EA learned the hard way that though many don't like the use of microtransactions, they really don't like when they start to adapt a pay-to-win model. That's exactly what happened with Star Wars Battlefront II, and even though that move has since been retracted, the damage has been done and with more and more countries looking to call this mechanic illegal, the mega-publisher is standing by their practice by calling them "ethical" and a nice surprise.
EA's VP of legal and government affairs refuses to use the term 'lootboxes' in favor of 'surprise mechanics', compares them to Kinder Eggs, says they are not gambling and 'quite ethical'https://t.co/IbRqMwvJea pic.twitter.com/bJ8t3Fkib6— Nibel (@Nibellion) June 19, 2019
Any fan of EA's, or at least their games, knows that microtransactions are nothing new. Every one of their sports titles has them, Apex Legends has them, they're everywhere. Most of the time, they aren't an issue. Usually they are completely voluntary and limited to cosmetic items only. Except that's not what they did with Star Wars Battlefront II at launch and with the legal heat heating up, EA called loot boxes "quite ethical" during a meeting with the United Kingdom's Digital Culture, Media and Sports Committee.

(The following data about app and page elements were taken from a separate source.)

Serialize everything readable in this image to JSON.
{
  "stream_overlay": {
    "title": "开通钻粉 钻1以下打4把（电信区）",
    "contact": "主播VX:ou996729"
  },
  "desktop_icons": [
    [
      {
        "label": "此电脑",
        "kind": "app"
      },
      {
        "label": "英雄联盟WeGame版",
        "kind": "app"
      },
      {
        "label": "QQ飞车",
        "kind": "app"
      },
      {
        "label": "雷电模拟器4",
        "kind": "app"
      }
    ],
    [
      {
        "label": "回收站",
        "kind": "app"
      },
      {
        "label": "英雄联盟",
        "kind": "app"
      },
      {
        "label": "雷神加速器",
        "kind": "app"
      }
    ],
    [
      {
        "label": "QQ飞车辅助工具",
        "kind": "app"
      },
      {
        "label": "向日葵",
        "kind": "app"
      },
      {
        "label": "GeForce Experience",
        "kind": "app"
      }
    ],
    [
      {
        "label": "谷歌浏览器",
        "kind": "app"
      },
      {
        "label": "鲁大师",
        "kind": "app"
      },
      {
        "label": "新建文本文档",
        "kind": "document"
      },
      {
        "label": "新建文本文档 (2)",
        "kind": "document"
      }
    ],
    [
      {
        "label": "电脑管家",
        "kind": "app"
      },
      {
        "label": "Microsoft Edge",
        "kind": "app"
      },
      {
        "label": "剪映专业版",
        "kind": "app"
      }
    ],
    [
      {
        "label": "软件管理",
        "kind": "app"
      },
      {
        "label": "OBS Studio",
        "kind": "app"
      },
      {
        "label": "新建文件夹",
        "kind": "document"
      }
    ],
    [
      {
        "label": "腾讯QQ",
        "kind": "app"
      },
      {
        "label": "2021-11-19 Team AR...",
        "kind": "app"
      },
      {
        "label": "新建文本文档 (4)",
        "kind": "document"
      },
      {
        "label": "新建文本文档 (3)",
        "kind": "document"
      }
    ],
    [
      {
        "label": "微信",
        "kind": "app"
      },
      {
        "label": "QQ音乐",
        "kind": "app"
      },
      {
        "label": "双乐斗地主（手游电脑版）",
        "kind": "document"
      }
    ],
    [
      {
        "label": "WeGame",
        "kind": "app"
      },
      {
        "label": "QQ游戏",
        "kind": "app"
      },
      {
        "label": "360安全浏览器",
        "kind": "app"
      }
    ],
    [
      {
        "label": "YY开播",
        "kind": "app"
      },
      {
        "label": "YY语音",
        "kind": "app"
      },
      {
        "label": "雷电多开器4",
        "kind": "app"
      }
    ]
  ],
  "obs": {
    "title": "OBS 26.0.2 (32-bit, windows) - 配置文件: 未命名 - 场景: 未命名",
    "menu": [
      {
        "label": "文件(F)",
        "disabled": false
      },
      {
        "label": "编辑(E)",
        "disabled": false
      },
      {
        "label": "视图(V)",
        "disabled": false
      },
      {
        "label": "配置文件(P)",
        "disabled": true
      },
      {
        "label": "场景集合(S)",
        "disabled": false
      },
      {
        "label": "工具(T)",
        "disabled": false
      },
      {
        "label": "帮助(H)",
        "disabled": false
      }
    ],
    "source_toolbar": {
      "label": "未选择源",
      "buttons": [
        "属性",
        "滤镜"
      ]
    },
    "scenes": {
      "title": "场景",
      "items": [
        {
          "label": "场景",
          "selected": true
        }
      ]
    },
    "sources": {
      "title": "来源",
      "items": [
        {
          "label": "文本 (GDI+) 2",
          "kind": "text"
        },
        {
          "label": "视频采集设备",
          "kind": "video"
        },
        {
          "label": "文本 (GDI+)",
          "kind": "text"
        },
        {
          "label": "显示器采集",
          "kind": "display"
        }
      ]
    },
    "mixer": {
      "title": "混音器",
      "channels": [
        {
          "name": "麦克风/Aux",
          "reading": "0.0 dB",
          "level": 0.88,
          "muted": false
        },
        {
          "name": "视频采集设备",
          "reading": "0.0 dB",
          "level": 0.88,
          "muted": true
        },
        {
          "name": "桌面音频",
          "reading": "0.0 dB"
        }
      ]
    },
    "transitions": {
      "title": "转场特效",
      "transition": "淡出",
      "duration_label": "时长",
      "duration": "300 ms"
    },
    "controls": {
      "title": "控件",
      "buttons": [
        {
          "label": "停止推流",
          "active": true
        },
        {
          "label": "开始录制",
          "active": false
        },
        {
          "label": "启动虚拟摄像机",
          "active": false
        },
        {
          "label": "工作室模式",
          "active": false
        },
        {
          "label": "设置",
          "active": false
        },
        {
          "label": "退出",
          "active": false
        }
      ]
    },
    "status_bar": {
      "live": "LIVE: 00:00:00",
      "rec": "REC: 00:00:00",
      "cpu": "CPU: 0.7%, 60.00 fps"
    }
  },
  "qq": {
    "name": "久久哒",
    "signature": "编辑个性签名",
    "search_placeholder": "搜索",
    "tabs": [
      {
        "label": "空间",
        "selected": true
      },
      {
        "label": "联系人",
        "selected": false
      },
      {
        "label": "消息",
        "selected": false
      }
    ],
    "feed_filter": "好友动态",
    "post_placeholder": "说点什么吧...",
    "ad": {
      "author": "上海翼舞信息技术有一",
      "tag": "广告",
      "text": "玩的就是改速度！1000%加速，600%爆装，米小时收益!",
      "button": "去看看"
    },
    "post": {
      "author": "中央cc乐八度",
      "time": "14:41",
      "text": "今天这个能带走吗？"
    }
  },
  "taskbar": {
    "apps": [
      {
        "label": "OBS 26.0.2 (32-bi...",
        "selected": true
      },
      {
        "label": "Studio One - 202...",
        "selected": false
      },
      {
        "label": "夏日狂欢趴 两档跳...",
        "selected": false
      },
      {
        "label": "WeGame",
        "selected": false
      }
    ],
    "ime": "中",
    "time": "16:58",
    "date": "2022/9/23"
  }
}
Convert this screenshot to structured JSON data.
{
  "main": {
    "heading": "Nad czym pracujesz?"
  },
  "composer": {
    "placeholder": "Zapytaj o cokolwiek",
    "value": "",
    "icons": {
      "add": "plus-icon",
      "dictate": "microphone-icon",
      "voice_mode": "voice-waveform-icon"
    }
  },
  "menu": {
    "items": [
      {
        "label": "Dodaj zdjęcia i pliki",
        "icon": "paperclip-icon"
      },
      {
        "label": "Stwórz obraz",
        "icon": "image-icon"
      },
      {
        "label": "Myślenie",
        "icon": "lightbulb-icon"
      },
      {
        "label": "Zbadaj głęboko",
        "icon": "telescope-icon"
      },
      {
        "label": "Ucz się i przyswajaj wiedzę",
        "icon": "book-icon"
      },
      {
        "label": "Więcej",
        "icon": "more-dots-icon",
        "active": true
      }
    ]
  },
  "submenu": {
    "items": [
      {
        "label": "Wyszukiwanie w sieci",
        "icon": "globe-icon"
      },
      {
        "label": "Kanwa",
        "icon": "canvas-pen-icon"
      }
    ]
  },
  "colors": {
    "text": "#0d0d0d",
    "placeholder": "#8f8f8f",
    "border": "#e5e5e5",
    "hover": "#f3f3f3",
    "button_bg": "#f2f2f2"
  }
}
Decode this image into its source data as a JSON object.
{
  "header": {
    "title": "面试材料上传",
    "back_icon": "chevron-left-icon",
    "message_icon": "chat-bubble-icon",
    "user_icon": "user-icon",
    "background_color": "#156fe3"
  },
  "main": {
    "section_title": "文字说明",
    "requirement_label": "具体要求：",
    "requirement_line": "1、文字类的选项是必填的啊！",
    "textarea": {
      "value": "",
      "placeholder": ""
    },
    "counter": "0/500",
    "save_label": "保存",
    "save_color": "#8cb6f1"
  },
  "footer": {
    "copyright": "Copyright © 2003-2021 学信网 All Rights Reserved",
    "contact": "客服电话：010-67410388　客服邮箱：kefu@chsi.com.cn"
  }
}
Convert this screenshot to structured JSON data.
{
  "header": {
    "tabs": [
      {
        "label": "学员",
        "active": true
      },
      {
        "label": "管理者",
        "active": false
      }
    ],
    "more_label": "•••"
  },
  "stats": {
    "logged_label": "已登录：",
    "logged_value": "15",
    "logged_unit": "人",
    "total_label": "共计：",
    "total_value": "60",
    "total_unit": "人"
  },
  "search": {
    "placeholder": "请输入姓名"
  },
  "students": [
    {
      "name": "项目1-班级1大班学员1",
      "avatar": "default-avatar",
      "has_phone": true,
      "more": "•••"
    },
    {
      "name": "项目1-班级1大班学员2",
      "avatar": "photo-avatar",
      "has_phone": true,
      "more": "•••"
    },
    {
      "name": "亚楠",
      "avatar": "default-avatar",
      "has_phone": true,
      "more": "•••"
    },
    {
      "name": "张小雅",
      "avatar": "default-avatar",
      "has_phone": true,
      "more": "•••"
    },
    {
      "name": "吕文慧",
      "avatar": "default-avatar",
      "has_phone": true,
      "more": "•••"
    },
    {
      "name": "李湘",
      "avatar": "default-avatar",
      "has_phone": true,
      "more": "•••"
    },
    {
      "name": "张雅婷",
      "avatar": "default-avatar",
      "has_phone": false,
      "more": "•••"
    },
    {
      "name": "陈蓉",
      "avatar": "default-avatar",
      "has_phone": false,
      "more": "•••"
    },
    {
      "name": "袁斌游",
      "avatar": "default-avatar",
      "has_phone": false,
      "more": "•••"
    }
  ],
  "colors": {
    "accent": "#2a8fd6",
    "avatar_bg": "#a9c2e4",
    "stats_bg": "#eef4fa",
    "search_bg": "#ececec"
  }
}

During this meeting, Scottish National Party PMP Brendan O'Hara spoke with VP of Legal for EA, Kerry Hopkins, what the company thinks this practice contributes. Hopkins replied, "We don't call them loot boxes, but Surprise Mechanics." So ... loot boxes.
Hopkins then went on to say that the entire process of loot boxes is not only ethical, but fun for players and it's something that they want to continue doing for that 'element of surprise.'
Some regions have classified loot boxes as illegal gambling, while others have ruled them to be a harmless practice. The investigation continues, though it looks like a unanimous decision won't be happening anytime soon regarding these "fun surprises."
Thanks, PlayStation Lifestyle!